Pull each line containing "name" from the data.
─── Records provided
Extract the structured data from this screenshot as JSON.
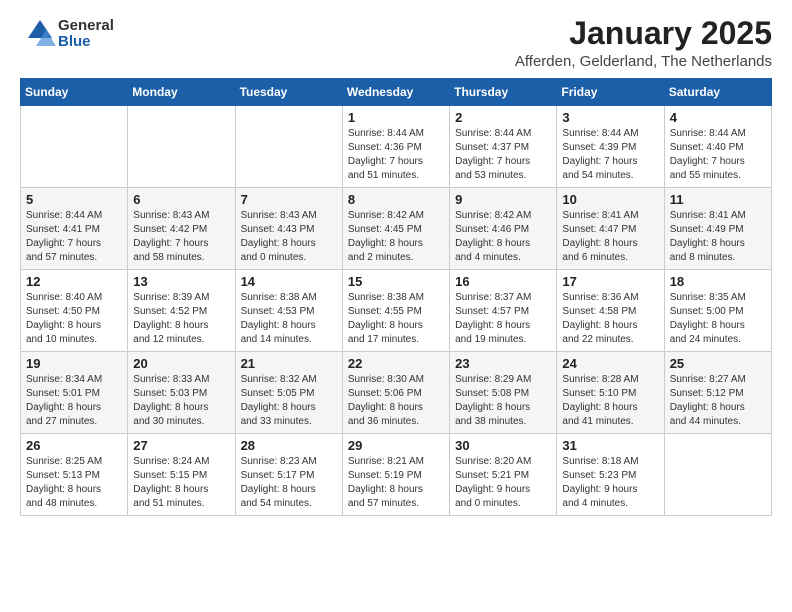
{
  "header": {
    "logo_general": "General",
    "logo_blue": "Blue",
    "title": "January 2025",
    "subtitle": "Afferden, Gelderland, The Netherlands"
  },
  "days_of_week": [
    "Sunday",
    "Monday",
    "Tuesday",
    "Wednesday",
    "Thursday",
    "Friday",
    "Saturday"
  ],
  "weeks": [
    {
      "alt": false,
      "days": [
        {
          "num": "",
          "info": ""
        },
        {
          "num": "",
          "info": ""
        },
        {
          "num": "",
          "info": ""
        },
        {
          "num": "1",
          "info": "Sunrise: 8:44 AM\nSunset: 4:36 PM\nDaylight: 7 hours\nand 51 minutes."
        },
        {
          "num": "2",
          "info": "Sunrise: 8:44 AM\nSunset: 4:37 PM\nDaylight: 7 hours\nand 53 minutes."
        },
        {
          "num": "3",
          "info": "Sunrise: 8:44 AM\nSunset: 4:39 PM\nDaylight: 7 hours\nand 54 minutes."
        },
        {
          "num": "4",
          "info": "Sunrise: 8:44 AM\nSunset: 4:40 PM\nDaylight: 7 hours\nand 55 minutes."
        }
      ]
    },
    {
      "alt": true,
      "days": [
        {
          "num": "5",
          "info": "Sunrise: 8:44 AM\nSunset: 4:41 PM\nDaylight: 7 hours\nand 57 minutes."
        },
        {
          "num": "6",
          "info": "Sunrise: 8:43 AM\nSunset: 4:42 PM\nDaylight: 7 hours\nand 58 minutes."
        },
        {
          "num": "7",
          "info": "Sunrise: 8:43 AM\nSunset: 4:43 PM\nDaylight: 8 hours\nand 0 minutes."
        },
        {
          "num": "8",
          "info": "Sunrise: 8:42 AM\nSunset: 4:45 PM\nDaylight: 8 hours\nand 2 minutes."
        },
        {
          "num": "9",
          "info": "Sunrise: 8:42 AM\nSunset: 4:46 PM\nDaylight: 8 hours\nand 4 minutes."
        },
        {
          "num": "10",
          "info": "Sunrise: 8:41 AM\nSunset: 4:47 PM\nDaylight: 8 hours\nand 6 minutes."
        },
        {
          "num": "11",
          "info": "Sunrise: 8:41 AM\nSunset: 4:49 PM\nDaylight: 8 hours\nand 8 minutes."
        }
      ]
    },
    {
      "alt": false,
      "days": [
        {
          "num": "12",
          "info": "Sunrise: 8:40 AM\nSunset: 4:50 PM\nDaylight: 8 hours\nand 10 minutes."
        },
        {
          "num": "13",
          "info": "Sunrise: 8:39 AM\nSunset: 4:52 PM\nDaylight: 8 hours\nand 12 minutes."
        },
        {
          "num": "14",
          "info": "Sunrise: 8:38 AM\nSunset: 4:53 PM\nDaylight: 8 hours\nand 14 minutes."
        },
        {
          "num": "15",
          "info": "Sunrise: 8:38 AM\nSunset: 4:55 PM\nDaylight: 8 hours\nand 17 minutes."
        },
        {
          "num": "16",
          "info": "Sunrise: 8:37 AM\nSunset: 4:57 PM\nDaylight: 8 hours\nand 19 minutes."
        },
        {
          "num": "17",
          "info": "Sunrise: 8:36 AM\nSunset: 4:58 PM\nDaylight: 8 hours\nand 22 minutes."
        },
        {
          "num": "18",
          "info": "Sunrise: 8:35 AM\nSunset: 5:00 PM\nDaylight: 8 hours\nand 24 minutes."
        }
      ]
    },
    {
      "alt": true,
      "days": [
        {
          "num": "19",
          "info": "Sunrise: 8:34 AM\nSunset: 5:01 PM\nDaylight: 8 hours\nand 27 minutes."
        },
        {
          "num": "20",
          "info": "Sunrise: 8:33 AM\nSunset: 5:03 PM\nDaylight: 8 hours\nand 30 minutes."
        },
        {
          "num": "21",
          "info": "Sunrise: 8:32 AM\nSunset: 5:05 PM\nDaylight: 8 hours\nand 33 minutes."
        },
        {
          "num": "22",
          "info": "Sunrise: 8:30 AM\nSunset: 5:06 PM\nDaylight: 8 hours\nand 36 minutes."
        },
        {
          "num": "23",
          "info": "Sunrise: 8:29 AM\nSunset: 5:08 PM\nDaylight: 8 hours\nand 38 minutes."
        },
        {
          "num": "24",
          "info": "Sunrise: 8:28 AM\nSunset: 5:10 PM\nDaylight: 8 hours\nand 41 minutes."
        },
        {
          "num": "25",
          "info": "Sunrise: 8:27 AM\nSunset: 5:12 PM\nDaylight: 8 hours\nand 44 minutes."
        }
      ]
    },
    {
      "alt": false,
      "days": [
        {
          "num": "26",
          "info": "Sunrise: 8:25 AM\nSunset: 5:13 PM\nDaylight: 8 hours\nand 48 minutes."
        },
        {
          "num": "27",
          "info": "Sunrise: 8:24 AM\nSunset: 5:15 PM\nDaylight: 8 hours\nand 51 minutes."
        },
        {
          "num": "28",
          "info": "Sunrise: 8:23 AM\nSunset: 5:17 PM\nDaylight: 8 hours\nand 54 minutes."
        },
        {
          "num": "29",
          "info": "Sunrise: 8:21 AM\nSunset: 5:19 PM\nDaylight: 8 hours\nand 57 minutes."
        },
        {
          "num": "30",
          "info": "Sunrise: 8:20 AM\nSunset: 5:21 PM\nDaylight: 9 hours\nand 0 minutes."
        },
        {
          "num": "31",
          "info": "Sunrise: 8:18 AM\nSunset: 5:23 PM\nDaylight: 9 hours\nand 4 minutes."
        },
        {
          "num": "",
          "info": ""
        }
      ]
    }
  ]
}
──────
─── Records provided
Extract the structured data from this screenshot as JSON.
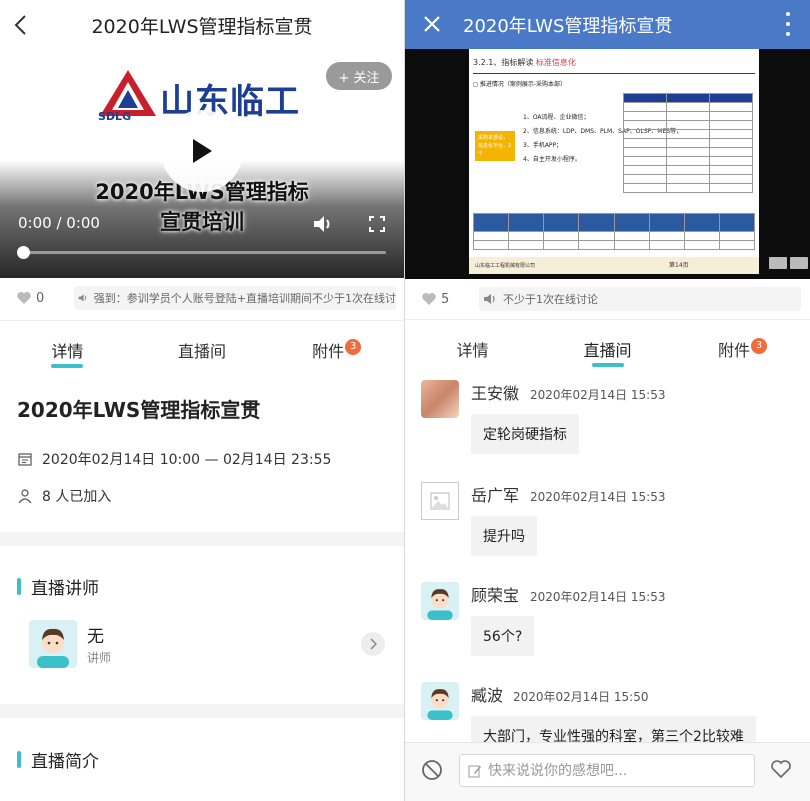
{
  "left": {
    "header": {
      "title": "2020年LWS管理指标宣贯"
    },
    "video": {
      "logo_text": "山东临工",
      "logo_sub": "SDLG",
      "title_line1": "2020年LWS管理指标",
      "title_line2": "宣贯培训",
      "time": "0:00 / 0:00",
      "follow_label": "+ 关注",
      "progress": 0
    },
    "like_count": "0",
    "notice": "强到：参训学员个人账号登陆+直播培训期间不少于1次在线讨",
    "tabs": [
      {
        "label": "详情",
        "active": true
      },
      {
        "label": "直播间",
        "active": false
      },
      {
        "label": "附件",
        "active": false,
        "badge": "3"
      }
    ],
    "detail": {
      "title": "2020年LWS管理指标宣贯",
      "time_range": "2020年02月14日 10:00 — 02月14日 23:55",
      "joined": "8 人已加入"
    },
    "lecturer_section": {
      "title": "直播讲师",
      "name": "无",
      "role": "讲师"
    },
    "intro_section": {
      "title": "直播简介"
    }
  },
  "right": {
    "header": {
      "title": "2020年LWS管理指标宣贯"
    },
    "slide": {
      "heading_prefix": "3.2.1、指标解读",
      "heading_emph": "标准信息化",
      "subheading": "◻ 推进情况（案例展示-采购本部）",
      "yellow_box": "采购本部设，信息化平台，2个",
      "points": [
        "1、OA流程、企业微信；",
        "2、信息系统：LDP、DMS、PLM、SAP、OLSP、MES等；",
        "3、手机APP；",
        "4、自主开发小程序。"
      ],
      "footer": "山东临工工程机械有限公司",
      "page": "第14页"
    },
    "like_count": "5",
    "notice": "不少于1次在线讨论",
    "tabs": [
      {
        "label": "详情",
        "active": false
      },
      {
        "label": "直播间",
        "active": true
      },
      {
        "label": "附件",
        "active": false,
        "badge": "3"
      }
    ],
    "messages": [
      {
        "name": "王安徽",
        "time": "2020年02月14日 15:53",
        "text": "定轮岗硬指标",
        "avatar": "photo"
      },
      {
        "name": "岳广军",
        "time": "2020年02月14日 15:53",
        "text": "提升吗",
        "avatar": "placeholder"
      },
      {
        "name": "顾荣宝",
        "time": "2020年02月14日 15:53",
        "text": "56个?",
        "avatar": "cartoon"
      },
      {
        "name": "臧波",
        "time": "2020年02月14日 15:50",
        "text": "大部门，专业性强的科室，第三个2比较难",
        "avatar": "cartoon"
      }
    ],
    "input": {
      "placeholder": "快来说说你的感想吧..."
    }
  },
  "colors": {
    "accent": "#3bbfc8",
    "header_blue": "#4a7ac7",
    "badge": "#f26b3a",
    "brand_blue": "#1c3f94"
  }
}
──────
## Solution
      "name": "无",
        "name": "王安徽",
        "name": "岳广军",
        "name": "顾荣宝",
        "name": "臧波",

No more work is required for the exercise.